Show all the lines in the data below that include the word "radio".

RECORD EXTRACTS below:

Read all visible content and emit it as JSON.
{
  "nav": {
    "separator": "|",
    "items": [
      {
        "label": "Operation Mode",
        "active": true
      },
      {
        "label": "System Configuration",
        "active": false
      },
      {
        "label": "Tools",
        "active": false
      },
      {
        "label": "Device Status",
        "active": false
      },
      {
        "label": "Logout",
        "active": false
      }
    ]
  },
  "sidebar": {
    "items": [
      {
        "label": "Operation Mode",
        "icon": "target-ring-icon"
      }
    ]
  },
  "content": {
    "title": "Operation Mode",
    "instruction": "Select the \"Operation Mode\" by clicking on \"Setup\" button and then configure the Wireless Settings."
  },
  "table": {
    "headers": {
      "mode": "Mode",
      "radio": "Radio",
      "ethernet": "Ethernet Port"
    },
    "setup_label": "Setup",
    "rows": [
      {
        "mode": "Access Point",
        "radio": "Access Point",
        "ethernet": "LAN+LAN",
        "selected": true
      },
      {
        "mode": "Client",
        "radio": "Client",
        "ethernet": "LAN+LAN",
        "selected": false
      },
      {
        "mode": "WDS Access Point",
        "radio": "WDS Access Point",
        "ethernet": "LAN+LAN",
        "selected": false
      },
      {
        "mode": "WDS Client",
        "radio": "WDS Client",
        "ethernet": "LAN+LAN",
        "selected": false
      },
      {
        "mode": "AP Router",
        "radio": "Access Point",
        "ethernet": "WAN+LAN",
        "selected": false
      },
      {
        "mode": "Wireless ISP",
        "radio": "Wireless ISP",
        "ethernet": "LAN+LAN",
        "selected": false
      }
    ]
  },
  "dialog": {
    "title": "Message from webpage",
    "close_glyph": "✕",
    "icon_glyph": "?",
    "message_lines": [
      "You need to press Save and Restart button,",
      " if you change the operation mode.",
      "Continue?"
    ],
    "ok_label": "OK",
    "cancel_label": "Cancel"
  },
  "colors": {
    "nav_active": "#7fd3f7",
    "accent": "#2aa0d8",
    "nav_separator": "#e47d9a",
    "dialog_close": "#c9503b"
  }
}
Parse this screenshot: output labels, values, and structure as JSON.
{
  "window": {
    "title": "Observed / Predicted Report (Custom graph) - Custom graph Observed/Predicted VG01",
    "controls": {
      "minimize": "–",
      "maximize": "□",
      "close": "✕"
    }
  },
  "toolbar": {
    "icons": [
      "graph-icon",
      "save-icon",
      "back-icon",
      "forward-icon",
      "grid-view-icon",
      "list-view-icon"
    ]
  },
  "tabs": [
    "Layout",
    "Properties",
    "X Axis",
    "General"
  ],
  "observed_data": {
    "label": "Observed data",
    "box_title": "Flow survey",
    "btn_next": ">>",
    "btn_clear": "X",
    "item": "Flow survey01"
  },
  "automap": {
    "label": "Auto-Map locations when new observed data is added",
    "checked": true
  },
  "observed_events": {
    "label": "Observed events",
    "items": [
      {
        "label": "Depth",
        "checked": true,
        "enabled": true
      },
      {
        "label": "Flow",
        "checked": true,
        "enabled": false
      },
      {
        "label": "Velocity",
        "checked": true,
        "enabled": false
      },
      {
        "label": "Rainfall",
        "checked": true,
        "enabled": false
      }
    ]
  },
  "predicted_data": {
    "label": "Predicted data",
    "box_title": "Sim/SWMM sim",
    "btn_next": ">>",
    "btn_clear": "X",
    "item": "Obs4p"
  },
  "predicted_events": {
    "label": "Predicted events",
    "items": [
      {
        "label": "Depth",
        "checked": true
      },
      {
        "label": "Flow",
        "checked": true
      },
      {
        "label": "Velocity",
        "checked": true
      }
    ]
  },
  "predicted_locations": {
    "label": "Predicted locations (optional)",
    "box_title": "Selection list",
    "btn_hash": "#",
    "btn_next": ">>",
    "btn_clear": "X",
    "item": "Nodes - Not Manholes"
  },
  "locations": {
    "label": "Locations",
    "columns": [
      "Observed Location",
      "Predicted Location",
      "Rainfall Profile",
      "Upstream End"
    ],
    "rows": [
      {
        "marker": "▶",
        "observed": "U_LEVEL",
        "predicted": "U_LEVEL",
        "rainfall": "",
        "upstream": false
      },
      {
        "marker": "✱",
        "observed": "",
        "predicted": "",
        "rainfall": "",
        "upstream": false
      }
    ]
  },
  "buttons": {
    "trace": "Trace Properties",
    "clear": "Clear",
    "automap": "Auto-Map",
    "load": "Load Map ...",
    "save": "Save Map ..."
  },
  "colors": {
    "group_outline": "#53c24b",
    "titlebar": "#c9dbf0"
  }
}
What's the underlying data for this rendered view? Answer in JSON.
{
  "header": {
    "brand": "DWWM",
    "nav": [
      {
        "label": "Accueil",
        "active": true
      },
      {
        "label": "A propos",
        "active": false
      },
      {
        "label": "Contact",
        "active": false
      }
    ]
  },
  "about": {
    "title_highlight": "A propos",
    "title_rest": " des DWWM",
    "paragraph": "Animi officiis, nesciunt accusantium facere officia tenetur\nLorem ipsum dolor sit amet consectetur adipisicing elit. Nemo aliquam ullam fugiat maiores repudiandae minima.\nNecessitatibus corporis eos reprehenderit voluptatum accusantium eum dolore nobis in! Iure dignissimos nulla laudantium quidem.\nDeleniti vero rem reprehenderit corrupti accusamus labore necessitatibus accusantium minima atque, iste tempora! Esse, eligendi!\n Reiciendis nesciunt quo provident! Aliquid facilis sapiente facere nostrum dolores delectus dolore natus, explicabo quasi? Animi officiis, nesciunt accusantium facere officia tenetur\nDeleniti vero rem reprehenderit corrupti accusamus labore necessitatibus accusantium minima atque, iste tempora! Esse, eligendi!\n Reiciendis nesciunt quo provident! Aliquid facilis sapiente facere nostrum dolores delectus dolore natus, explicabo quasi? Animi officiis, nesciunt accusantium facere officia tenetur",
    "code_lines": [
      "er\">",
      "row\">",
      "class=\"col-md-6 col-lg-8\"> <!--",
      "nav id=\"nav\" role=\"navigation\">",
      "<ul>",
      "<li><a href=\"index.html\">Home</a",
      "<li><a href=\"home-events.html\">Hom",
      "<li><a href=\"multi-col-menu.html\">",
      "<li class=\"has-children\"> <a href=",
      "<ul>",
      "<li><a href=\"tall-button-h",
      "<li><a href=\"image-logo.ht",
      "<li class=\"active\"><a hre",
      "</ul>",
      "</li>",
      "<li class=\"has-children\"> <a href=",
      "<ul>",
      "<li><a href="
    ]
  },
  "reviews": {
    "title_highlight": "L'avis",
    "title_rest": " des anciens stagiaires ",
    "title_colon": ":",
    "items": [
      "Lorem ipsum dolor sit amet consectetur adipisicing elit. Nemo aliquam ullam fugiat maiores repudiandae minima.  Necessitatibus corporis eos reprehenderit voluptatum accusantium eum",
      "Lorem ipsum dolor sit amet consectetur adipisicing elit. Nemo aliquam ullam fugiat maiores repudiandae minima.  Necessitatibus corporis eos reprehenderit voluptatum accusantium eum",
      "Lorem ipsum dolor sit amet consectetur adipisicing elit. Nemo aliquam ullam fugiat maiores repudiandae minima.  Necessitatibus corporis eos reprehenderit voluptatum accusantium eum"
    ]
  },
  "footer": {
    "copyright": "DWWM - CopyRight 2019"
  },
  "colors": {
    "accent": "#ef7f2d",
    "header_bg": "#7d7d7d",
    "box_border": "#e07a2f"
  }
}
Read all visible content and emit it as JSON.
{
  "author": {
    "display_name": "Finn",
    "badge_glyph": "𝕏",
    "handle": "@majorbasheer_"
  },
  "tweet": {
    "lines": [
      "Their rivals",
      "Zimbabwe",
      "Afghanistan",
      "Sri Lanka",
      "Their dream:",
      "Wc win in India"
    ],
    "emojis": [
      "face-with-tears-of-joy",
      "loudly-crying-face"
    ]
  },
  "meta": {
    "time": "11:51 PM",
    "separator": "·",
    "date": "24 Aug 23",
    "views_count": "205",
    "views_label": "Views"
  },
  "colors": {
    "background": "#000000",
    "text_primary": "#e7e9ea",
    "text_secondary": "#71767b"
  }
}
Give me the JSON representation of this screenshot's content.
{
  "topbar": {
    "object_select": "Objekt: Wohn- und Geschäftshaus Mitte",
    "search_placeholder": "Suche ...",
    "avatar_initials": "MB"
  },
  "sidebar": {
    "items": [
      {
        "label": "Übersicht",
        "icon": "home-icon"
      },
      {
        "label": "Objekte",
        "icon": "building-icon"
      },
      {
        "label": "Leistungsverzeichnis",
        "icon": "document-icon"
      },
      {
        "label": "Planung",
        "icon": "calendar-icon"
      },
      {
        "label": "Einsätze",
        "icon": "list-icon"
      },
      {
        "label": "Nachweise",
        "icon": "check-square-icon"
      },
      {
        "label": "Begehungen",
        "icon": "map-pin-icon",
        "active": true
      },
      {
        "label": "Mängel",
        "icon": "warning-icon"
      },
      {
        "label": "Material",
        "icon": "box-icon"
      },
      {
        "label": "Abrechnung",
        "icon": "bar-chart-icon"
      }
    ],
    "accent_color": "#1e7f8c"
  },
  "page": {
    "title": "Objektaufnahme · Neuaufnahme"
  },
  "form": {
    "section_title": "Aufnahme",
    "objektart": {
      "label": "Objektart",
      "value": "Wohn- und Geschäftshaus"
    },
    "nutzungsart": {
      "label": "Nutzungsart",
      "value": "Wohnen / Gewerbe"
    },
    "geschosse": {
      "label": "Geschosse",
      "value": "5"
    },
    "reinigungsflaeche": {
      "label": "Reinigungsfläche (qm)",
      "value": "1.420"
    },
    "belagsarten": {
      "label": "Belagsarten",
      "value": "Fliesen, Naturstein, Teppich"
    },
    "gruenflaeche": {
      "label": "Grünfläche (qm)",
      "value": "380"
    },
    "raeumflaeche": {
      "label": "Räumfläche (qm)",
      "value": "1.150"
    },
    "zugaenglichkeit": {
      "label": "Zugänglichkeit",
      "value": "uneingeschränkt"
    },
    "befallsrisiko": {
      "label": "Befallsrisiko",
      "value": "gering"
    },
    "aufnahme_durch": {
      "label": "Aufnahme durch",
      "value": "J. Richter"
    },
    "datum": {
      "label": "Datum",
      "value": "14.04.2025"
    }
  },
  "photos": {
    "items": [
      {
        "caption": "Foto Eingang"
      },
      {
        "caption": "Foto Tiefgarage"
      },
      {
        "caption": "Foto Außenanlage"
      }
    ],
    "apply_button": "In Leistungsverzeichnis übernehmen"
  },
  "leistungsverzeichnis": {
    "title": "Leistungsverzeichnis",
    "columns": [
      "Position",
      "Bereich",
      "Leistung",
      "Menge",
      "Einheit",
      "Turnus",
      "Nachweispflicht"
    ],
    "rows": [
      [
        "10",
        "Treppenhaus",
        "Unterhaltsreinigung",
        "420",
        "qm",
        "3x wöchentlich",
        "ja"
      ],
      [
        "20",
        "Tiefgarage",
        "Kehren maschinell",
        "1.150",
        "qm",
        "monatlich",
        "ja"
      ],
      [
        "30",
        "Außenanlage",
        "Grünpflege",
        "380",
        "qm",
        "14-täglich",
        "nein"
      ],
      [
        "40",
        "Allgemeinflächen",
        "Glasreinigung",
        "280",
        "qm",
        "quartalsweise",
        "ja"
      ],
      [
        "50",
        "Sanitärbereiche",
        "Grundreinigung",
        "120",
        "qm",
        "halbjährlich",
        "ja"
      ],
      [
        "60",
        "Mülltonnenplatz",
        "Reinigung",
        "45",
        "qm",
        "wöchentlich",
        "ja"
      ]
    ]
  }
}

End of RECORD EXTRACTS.

**THE ANSWER**.
      "radio": "Radio",
        "radio": "Access Point",
        "radio": "Client",
        "radio": "WDS Access Point",
        "radio": "WDS Client",
        "radio": "Access Point",
        "radio": "Wireless ISP",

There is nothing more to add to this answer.